If giant hosta are your thing, move over Sum and Substance: the newer kids in town are Komodo Dragon and Empress Wu. Also check out Wu-La-La, a brand new giant hosta this year that’s related to Empress Wu — the largest hosta to date.
Giants not just large anymore — they also make great statements. My favourite giant hosta varieties for curb appeal are Liberty and Montana Aureomsarginata. They are great if you have less room in your garden, as they are more vase-shaped than mounding so you can under plant closely together.
There are something like 10,000 different hosta varieties, and I love mixing outer edges with contrasting solid colours.
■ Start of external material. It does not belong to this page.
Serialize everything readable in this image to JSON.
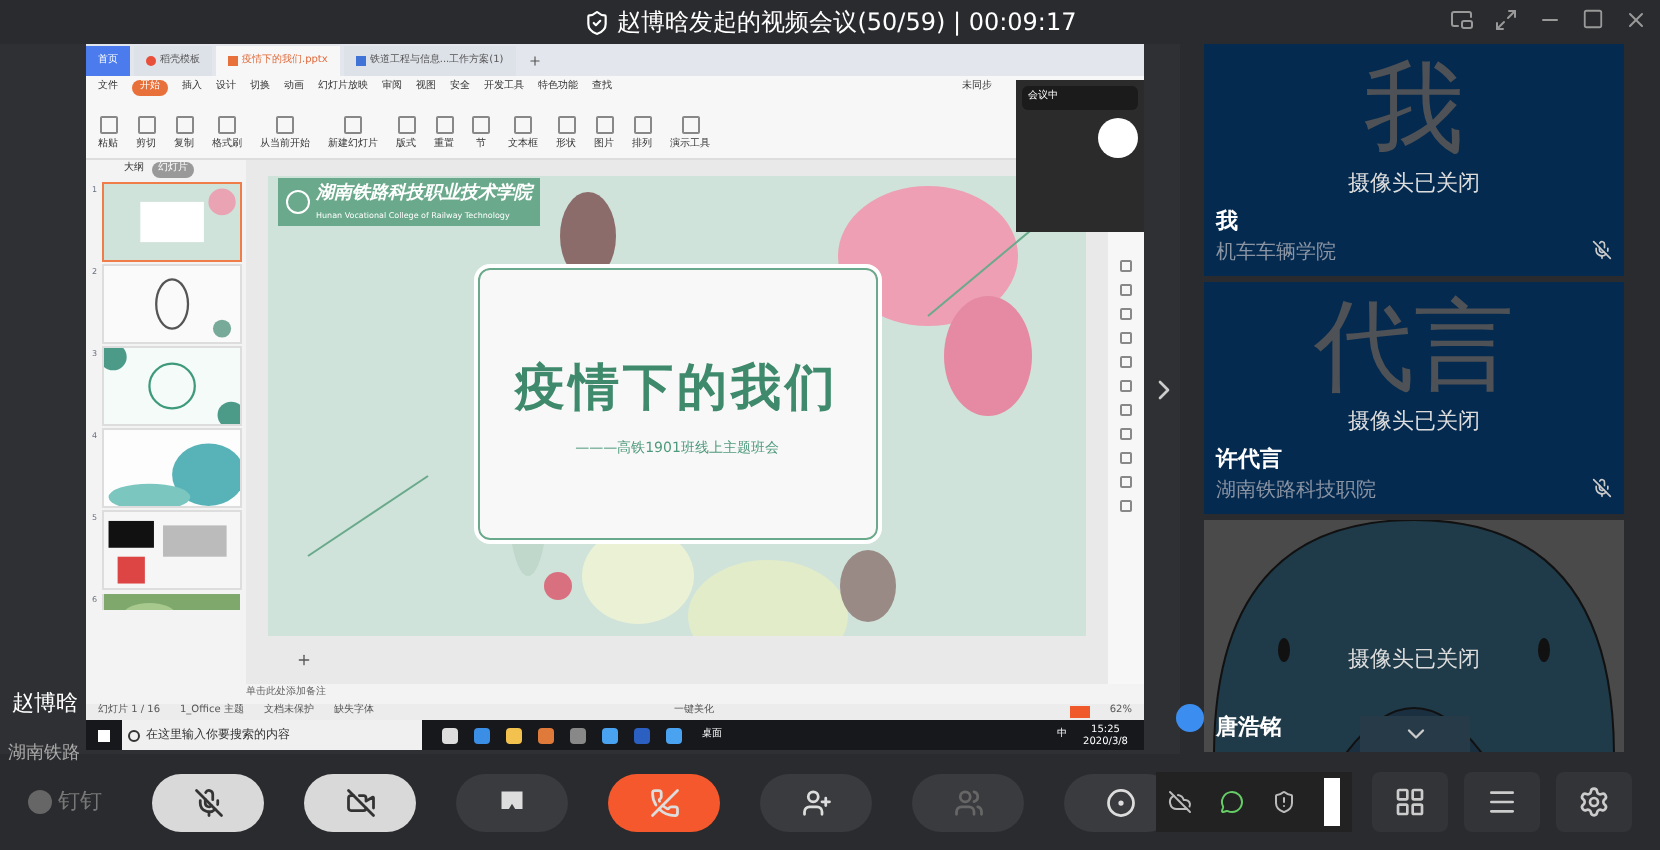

Growing hosta is easy, but they do need a break from afternoon sun — so plant them in the north or east. If you have a structure or tree in another area giving them filtered light, this works as well.
When planting hosta, this is the time to add compost to the hole. Rain once a week is key, so if there’s not much rain for the first season or two, give them a good deep drink here and there.
Although planting a whole garden of hosta is nice, your space would would be “blank” until they leaf out in the the warmer weather. So think about all the seasons.
Add some bulbs in the fall to come up first with lungwort, Brunnera, pasque flower, and natives like hepatica.
Coral bells will give you all-season foliage in so many different colours. Some of the newest varieties of coral bells are Wild Rose, Eye Spy, Mahogany Monster, Timeless Glow, and Spearmint with its red blooms.
Or make a bold statement with Ligularia “Little Rocket” and its long spikes of bright yellow flowers.
Then add some ferns for texture. There are so many varieties to choose from, such as Godzilla — a new Japanese Painted Fern on steroids — or the glowing iridescent Ghost.
Part shade is my favourite part of the garden to design and fill. Keep in mind as well that gardening in part shade has its rewards too: you can garden all season long, the temperature is better for us, there are fewer weeds, and there is less evaporation of moisture, all due to the lack of the sun.
The only problem with shade for me is the lack of it!
My collection of hosta is now over 600, and I add about 40 different ones each year. Hosta can create quite the tapestry of colour and textures — the combinations are endless.
Feel free to come for a tour, as my garden is open for viewing and other events.
Gardens Plus is located at 136 County Road 4 in Donwood, about two minutes east of Television Road and Parkhill Road. The display gardens are located in the front, and the greenhouse is in the back — just follow the signs.
The garden and greenhouse is open from 10 a.m. to 4 p.m. Wednesday to Sunday (to 7 p.m. on Fridays) until the last Sunday in July (July 28th). July is a perfect time for a tour, with hundreds of daylilies peaking.
This story was created in partnership with Gardens Plus.